While MyMind's auto-tagging feature is a promising idea, it fell short in its implementation during my time with the app. While it worked well for articles, it struggled with most other types of content, leading me to manually add tags to every item for better organization. Despite the lofty goal of automatically tagging everything using AI and machine learning, it was not reliable enough for my needs. I truly wish this feature had worked better, but unfortunately, it wasn't as useful as I had hoped.

There are several aspects of this service apart from auto-tagging that left me unsatisfied. The homepage layout is designed to resemble a mood board, which is aesthetically pleasing but lacks practicality and customizability. Additionally, there is no indication provided to differentiate between newly added items and those that have already been processed, which makes manual processing a challenging task. Another issue I encountered is that when manual tags are added to an item, MyMind does not display the tags that were automatically generated, making the service less user-friendly.

As I continued to use MyMind, it became increasingly evident that the service was not tailored towards users with information-heavy requirements like me. It seemed to be primarily geared towards designers and the UI/UX community, which is reflected in the service's interface design.

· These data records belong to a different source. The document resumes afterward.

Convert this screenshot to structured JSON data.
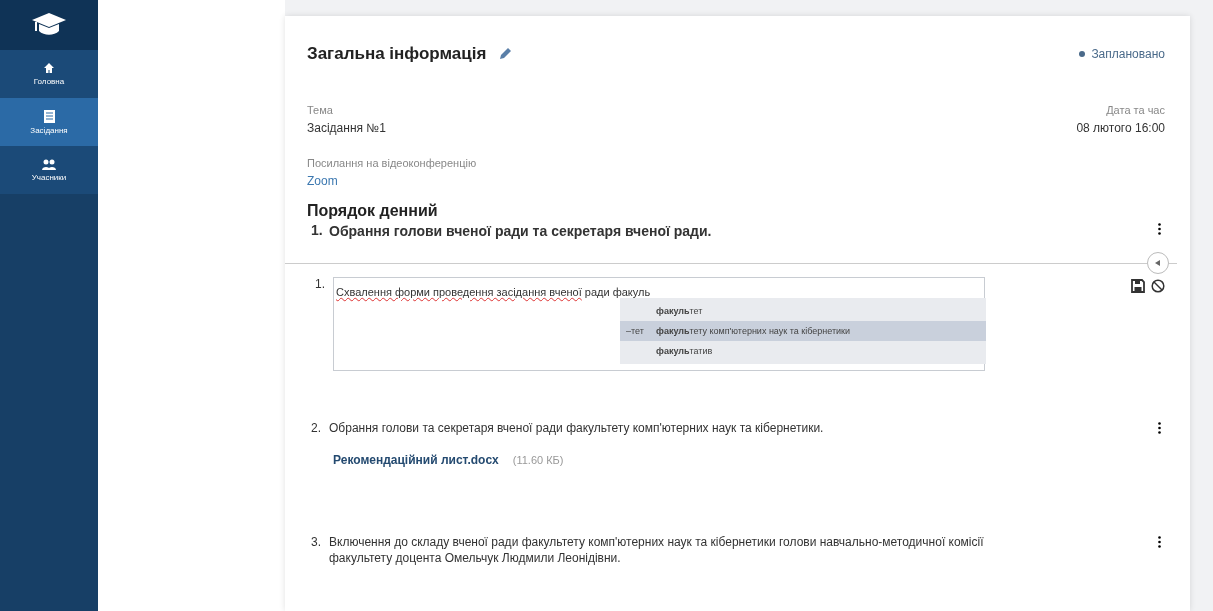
{
  "sidebar": {
    "items": [
      {
        "label": "Головна",
        "selected": false
      },
      {
        "label": "Засідання",
        "selected": true
      },
      {
        "label": "Учасники",
        "selected": false
      }
    ]
  },
  "general": {
    "title": "Загальна інформація",
    "status": {
      "label": "Заплановано",
      "color": "#4a6a8a"
    },
    "topic_label": "Тема",
    "topic": "Засідання №1",
    "date_label": "Дата та час",
    "date": "08 лютого 16:00",
    "link_label": "Посилання на відеоконференцію",
    "link": "Zoom"
  },
  "agenda": {
    "title": "Порядок денний",
    "heading": {
      "number": "1.",
      "text": "Обрання голови вченої ради та секретаря вченої ради."
    },
    "editor": {
      "number": "1.",
      "flagged": "Схвалення форми проведення засідання вченої",
      "rest": " ради факуль",
      "suggestions": [
        {
          "text": "**факуль**тет",
          "selected": false
        },
        {
          "prefix": "–тет",
          "text": "**факуль**тету комп'ютерних наук та кібернетики",
          "selected": true
        },
        {
          "text": "**факуль**татив",
          "selected": false
        }
      ]
    },
    "items": [
      {
        "number": "2.",
        "text": "Обрання голови та секретаря вченої ради факультету комп'ютерних наук та кібернетики.",
        "attachment": {
          "name": "Рекомендаційний лист.docx",
          "size": "(11.60 КБ)"
        }
      },
      {
        "number": "3.",
        "text": "Включення до складу вченої ради факультету комп'ютерних наук та кібернетики голови навчально-методичної комісії факультету доцента Омельчук Людмили Леонідівни."
      }
    ]
  }
}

For example, while the auto-tagging feature worked exceptionally well in extracting colours from images, it lacked proficiency in other areas.

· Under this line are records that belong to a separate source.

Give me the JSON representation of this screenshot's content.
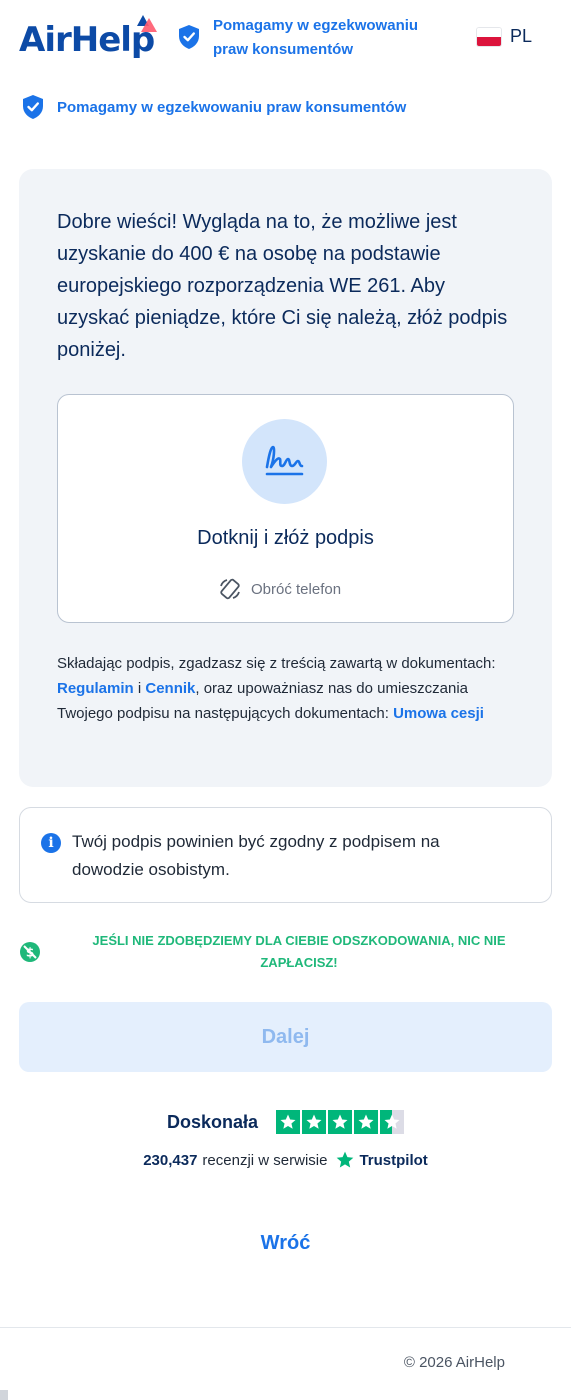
{
  "header": {
    "logo_text": "AirHelp",
    "badge_text": "Pomagamy w egzekwowaniu praw konsumentów",
    "language": "PL"
  },
  "sub_badge": {
    "text": "Pomagamy w egzekwowaniu praw konsumentów"
  },
  "card": {
    "title": "Dobre wieści! Wygląda na to, że możliwe jest uzyskanie do 400 € na osobę na podstawie europejskiego rozporządzenia WE 261. Aby uzyskać pieniądze, które Ci się należą, złóż podpis poniżej.",
    "sign_label": "Dotknij i złóż podpis",
    "rotate_label": "Obróć telefon",
    "consent": {
      "part1": "Składając podpis, zgadzasz się z treścią zawartą w dokumentach: ",
      "link_terms": "Regulamin",
      "and": " i ",
      "link_pricing": "Cennik",
      "part2": ", oraz upoważniasz nas do umieszczania Twojego podpisu na następujących dokumentach: ",
      "link_assignment": "Umowa cesji"
    }
  },
  "info": {
    "text": "Twój podpis powinien być zgodny z podpisem na dowodzie osobistym."
  },
  "guarantee": {
    "text": "JEŚLI NIE ZDOBĘDZIEMY DLA CIEBIE ODSZKODOWANIA, NIC NIE ZAPŁACISZ!"
  },
  "next_button": {
    "label": "Dalej"
  },
  "trustpilot": {
    "rating_label": "Doskonała",
    "stars": 4.5,
    "review_count": "230,437",
    "reviews_text": "recenzji w serwisie",
    "brand": "Trustpilot"
  },
  "back_link": {
    "label": "Wróć"
  },
  "footer": {
    "copyright": "© 2026 AirHelp"
  },
  "colors": {
    "brand_blue": "#1b73e8",
    "navy": "#0b2a5b",
    "green": "#1fb87a",
    "trustpilot_green": "#00b67a"
  }
}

One of the most significant issues I encountered with MyMind was related to its import functionality. Unfortunately, the service does not offer any options for importing content, and instead recommends starting afresh with their platform. This posed a significant challenge for me, as I already had a well-organized library of content that I was eager to use with MyMind. Unfortunately, moving to MyMind meant that I would have to either give up my existing bookmarks or continue to use two separate apps simultaneously, which was far from ideal. As a result, I found this aspect of the service to be quite frustrating and not well-suited to users who already have an established library of content.

I decided not to switch to MyMind due to the underwhelming performance of its auto-tagging feature and lack of import options. Given the subscription fee, I found that the free version of Raindrop provided better value and more robust functionality compared to MyMind.

To make MyMind more user-friendly and seamless for all types of users, the developers should focus more on enhancing the functionality and practicality of the service, rather than just the design. A more customizable homepage layout and an indicator to differentiate between newly added and processed items would be highly beneficial for users who have to manually process items. Additionally, MyMind should ensure that both automatically generated and manually added tags are displayed for each item. By addressing these issues, MyMind could significantly improve the user experience and better meet the needs of its users.

I have been following MyMind's development for over a year and have noticed significant growth and feature enhancements that improve its overall functionality. Despite my reservations, I am impressed by the progress made by the team behind the app. Moving forward, I hope that they continue to iterate and improve the service's functionality to make it more user-friendly. As a result, I am keen to follow MyMind's roadmap and see where it takes the app. If the developers can address the issues, I am open to switching to MyMind in the future.